The past two years have seen unprecedented growth and change for the CRE hiring scene. And sustained shortages in commercial real estate roles have created a talent war, leading to rising CRE compensation expectations. Candidates are expecting more. And firms are being forced to get creative in order to land top talent with the right qualifications.
Lingering Effects of the “Great Resignation”
In 2020, when literally one in four firms froze hiring and most jobs were either put on hiatus or changed to work-from-home status, the prospect of a labor shortage might have seemed silly. Yet within a year, what has come to be described as the “Great Resignation” rocked the workforce. As many preferred to go into early retirement or work a side hustle or just stay home, firms began noticing how challenging it was to find new hires.
Pair this was with a period of significant economic growth in the rebound from the COVID crisis, and you’ve got a major talent war. In 2021, a large segment of firms in commercial real estate began reporting difficulty in meeting their hiring needs. Since then, however, the problem has only worsened. And now, in 2022, firms are still feeling the lingering effects of this stark drop-off in talent.
Around 60-70% of all CRE firms are still challenged by the lack of supply. As a result, the cost of filling a new opening is mounting. This is especially true for roles in high-demand fields where competition is fierce.

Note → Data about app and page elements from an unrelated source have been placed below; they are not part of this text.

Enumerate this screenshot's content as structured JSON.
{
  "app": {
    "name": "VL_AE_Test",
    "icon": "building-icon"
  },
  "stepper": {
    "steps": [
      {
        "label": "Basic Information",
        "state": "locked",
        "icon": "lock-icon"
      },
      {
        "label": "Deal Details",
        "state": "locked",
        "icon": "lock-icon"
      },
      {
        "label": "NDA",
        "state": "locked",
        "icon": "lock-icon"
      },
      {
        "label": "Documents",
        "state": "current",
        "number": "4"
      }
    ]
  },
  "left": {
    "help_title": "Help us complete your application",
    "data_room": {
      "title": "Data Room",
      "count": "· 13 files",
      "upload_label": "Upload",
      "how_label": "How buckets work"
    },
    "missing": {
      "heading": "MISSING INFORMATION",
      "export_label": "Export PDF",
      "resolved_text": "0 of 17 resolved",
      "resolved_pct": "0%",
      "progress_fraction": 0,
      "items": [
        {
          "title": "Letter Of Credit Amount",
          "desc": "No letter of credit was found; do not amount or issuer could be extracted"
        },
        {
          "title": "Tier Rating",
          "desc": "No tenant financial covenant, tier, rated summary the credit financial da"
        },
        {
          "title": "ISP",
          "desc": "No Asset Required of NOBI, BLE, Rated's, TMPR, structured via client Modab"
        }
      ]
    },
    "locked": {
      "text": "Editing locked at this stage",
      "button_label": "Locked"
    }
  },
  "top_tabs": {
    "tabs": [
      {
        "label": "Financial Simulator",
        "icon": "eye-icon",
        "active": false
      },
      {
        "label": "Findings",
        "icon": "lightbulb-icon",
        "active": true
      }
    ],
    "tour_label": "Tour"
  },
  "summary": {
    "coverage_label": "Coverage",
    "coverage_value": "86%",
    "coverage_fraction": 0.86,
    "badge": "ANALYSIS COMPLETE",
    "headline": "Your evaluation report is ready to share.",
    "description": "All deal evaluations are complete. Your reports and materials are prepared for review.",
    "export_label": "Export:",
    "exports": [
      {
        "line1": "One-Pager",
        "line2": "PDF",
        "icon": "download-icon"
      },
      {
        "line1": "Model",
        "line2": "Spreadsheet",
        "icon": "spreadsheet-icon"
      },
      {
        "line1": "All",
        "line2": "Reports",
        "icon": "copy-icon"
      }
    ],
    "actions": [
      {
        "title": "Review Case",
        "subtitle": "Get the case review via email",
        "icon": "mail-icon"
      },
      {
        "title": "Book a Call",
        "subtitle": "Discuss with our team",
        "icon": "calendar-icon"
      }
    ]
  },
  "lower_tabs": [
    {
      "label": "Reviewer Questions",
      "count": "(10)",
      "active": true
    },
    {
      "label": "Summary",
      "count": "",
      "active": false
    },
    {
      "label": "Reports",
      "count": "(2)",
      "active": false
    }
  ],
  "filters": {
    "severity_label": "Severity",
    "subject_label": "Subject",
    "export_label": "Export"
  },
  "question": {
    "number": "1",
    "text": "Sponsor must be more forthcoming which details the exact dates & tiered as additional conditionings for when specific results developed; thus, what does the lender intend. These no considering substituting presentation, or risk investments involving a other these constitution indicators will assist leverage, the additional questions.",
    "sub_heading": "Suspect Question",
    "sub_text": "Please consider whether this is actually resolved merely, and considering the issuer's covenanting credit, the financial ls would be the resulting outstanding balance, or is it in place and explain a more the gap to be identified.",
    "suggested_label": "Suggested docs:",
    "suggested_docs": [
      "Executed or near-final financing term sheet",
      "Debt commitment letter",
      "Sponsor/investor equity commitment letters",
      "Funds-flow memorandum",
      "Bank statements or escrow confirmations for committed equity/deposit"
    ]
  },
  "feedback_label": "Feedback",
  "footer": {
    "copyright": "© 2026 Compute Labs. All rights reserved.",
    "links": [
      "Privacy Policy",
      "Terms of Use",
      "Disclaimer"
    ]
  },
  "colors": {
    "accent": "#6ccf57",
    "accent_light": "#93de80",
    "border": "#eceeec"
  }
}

Anything requiring specialized or technical know-how are commanding top dollar right now. Analysts are in very high demand. This is also true of professionals with a more general proficiency in a variety of skills.
And because the cost of turnover or replacing existing staff is so high – as much as twice their annual salary in many cases – there is also an emphasis on retaining top talent as a cost-saving measure.
Facing the Rising Cost of CRE Talent
In response to these shortages, salaries and compensations packages are rising dramatically. Some executives are reporting upwards of 20% compensation increases when they switch companies. Most companies are hiring middle management in particular. And diversity candidates are among the most sought after. But firms are learning they will have to pay for them.
This has brought about a shift in compensation packages – a reset of sorts. The talent crunch has brought workplace issues back to the table for renegotiations. CRE professionals are expecting more flexibility and work-from-home options. In reality, there is still a gap between what they’re asking for and what firms are willing to pay. But many are offering telecommuting options up to four days a week. And bonus realizations based on performance goals were at about 90% last year.
In reality, there is a renewed push for reevaluating corporate culture as a whole. Today’s CRE professionals are empowered by these changes and can demand more for their investment in a firm. Thus, CRE businesses should carefully analyze what they offer these candidates and expect to significantly alter their compensation packages – not only the bottom line, but also in work-life considerations and cultural concessions.
With around 78% of CRE firms aiming to have an increased workforce in the near future, some are even offering equity to middle-to-lower management to sweeten the deal. CRE compensation is becoming especially negotiable around young and promising new talent capable of pivoting these companies into the “new norm.” As the commercial real estate landscape evolves, those leaders who can facilitate a transition are particularly valuable.
With talk of a recession mounting, it would seem that the era of rapidly rising salaries and compensation packages for commercial real estate is nearly over. There have been recent talks of layoffs for the first time since 2020. In June of this year, layoffs in the tech-related sector were announced.
While once thought invincible, CRE jobs in the tech space are now in question. But some believe this is only part of the cycle and that the overall trend will be for higher and higher demand, even in this space. Of course, no one can predict what the next year will hold. But the strong demand in commercial real estate, coupled with the historically low supply of talent, seem to spell continued growth in CRE compensation.
Now is an exciting time to be working in CRE. Those seeking to grow in their career have ample room for it. And those firms seeking to evolve and improve have an opportunity to address workplace norms and culture in new and unprecedented ways.